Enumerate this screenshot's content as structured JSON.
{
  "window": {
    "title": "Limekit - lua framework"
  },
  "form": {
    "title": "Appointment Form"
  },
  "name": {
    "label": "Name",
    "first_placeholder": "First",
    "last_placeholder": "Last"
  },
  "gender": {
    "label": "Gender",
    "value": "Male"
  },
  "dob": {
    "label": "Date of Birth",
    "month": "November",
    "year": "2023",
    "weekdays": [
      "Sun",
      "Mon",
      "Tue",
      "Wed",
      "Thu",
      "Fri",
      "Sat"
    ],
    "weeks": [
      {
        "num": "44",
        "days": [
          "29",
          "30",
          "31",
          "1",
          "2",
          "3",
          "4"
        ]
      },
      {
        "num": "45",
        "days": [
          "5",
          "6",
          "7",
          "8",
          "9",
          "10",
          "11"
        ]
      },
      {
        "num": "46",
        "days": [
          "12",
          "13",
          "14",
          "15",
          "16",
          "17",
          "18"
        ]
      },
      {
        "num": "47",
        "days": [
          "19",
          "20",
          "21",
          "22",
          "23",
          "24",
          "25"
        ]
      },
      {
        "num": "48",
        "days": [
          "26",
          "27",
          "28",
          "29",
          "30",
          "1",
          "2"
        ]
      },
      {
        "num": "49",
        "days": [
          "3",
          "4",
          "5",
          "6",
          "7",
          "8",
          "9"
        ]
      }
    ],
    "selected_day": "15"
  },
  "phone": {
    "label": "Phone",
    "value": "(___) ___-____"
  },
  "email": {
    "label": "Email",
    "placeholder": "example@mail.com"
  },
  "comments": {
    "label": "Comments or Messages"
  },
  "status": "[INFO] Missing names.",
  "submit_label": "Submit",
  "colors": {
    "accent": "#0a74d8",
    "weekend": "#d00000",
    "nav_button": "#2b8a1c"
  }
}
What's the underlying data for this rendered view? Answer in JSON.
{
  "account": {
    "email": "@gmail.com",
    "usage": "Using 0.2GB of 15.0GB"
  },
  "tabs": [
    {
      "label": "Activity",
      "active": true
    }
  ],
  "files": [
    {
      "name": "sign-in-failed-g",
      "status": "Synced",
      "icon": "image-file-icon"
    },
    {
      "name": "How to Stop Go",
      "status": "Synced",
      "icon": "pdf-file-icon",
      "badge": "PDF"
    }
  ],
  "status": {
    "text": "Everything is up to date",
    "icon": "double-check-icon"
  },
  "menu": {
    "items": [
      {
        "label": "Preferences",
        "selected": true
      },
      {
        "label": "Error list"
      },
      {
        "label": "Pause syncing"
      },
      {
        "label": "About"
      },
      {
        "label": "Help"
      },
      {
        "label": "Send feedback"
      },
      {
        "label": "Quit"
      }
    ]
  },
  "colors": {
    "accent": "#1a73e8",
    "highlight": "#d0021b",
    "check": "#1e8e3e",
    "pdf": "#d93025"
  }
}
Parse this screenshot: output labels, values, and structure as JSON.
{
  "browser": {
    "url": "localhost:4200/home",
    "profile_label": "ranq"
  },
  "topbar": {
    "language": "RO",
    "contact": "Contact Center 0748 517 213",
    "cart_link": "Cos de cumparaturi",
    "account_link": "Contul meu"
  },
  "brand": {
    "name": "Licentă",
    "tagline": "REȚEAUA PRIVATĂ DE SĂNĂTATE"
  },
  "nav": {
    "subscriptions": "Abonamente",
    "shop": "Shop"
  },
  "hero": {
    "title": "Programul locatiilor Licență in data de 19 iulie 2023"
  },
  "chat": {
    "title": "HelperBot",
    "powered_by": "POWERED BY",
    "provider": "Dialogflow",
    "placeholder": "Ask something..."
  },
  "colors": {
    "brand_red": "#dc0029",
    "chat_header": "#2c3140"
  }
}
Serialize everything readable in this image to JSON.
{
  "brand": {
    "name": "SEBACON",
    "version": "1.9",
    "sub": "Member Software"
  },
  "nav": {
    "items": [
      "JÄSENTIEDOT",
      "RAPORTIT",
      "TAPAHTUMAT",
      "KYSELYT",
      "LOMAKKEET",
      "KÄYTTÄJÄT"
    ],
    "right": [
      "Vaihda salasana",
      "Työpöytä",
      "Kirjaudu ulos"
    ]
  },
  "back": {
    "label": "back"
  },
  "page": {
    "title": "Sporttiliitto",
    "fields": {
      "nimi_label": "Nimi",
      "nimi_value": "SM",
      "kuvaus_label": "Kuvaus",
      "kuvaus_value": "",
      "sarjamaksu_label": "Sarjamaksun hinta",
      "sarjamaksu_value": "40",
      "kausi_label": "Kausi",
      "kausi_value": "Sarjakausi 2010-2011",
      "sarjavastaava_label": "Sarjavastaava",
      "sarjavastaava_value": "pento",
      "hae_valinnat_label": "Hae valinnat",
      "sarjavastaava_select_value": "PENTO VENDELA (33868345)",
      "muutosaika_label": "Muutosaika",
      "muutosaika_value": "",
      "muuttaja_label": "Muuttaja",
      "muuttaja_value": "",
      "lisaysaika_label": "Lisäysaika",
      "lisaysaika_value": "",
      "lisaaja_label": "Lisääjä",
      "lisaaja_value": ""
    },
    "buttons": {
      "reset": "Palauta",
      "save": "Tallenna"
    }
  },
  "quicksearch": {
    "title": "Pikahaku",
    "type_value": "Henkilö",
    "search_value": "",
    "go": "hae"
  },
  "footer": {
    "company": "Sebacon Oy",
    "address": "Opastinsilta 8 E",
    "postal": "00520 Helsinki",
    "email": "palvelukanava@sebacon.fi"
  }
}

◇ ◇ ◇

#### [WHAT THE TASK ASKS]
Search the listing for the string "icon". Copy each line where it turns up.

#### [SOLUTION BELOW]
      "icon": "image-file-icon"
      "icon": "pdf-file-icon",
    "icon": "double-check-icon"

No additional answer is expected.